• What you are asked to do: Only lines with the string "data" matter here; gather them from the material below.

[Opening Provided records section]

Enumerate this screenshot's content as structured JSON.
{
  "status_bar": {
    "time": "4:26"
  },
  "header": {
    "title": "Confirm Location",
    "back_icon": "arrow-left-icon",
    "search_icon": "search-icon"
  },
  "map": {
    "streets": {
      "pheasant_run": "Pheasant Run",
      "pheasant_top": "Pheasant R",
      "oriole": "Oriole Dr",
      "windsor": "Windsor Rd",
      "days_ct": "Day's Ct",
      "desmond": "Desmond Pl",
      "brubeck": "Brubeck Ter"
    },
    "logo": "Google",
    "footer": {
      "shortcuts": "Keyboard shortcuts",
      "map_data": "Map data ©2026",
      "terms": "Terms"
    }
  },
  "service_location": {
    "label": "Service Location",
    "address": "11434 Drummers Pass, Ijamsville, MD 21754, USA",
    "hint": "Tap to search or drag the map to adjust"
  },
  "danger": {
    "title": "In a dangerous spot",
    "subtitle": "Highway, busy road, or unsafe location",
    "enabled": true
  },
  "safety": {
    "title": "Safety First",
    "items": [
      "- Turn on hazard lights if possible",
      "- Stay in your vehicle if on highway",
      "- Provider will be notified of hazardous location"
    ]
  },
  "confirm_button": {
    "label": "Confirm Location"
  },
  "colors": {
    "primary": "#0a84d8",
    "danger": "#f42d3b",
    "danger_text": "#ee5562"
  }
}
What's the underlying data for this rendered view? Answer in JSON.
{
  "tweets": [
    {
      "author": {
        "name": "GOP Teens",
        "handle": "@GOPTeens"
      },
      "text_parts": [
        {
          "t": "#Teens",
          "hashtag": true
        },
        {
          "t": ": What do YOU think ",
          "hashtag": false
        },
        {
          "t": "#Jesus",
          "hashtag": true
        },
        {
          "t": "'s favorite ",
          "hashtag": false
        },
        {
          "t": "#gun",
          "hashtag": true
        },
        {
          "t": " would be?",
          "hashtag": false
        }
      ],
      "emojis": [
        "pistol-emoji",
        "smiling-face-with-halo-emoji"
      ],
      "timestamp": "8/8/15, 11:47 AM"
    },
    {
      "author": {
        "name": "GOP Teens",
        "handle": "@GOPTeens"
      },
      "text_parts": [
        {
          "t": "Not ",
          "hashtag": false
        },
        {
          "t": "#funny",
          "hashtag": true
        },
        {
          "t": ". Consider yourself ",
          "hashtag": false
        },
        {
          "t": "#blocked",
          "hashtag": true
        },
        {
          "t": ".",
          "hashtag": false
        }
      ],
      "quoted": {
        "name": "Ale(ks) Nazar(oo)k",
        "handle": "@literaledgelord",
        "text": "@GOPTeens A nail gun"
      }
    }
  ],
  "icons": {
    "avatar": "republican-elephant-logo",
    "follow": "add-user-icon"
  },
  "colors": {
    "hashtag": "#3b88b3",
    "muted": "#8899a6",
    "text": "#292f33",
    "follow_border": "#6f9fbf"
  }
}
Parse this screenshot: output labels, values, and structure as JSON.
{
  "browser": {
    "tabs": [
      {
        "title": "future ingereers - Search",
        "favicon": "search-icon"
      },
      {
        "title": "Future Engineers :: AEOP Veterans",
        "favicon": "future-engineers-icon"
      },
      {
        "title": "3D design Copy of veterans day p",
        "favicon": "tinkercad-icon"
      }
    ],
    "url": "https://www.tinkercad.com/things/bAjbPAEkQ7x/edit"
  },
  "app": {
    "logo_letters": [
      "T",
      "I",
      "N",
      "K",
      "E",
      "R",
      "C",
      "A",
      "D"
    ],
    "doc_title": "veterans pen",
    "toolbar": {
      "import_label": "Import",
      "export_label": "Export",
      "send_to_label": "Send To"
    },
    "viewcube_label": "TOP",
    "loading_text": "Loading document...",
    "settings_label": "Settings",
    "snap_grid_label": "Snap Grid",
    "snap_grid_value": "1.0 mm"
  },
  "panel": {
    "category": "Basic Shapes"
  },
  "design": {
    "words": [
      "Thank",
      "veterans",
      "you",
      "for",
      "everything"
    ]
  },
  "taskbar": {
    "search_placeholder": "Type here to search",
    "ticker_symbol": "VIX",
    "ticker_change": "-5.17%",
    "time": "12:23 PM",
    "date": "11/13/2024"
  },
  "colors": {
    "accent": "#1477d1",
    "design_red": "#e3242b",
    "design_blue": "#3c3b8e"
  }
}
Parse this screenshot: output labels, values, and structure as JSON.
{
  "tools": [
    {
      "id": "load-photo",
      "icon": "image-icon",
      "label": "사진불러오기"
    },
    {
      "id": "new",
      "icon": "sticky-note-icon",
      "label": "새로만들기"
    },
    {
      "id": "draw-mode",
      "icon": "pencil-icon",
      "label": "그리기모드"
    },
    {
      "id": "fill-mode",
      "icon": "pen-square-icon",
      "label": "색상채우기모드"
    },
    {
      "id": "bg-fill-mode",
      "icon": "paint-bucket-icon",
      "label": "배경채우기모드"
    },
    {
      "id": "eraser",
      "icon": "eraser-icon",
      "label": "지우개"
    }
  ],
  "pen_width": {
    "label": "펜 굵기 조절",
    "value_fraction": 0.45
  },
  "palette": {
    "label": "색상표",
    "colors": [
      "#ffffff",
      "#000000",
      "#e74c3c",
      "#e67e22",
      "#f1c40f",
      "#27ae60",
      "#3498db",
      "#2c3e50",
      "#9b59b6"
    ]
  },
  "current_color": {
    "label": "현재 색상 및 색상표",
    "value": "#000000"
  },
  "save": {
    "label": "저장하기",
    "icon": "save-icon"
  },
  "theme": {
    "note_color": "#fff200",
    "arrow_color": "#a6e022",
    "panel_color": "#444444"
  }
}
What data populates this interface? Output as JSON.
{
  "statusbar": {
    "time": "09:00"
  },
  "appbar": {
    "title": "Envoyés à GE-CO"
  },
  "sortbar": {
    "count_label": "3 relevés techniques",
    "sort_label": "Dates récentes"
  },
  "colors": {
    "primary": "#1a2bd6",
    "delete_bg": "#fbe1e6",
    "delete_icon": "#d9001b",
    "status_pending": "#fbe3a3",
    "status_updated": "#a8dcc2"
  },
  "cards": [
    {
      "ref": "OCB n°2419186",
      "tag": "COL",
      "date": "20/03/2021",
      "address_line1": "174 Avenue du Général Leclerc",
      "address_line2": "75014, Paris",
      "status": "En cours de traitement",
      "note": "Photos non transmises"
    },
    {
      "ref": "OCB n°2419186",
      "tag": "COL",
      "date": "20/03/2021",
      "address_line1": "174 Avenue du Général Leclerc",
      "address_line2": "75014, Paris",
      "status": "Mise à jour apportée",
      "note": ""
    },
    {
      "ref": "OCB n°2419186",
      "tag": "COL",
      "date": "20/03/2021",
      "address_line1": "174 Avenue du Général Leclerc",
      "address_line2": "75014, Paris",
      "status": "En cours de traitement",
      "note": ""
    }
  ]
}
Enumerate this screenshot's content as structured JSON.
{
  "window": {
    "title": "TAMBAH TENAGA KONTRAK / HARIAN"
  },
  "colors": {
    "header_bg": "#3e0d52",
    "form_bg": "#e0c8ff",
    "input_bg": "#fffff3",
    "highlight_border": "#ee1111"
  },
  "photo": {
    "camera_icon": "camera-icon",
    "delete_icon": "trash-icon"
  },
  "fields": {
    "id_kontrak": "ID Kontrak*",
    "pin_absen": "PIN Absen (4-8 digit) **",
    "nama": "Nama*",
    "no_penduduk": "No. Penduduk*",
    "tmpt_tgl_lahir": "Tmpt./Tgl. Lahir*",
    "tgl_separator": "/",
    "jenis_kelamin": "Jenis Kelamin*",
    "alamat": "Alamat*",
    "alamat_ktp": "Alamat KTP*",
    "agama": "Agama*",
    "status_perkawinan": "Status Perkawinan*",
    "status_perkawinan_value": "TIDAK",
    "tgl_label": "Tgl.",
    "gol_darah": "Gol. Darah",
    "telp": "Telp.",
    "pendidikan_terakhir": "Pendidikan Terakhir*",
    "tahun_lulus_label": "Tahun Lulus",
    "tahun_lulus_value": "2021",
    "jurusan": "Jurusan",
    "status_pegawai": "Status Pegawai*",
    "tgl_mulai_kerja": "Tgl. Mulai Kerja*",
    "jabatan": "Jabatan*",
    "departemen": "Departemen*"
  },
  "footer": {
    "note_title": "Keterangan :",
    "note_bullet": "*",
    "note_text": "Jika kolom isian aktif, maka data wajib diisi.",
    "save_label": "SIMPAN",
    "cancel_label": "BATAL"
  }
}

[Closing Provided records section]

• Answer space:
      "map_data": "Map data ©2026",
What's the underlying data for this rendered view? Answer in JSON.
What data populates this interface? Output as JSON.
    "note_text": "Jika kolom isian aktif, maka data wajib diisi.",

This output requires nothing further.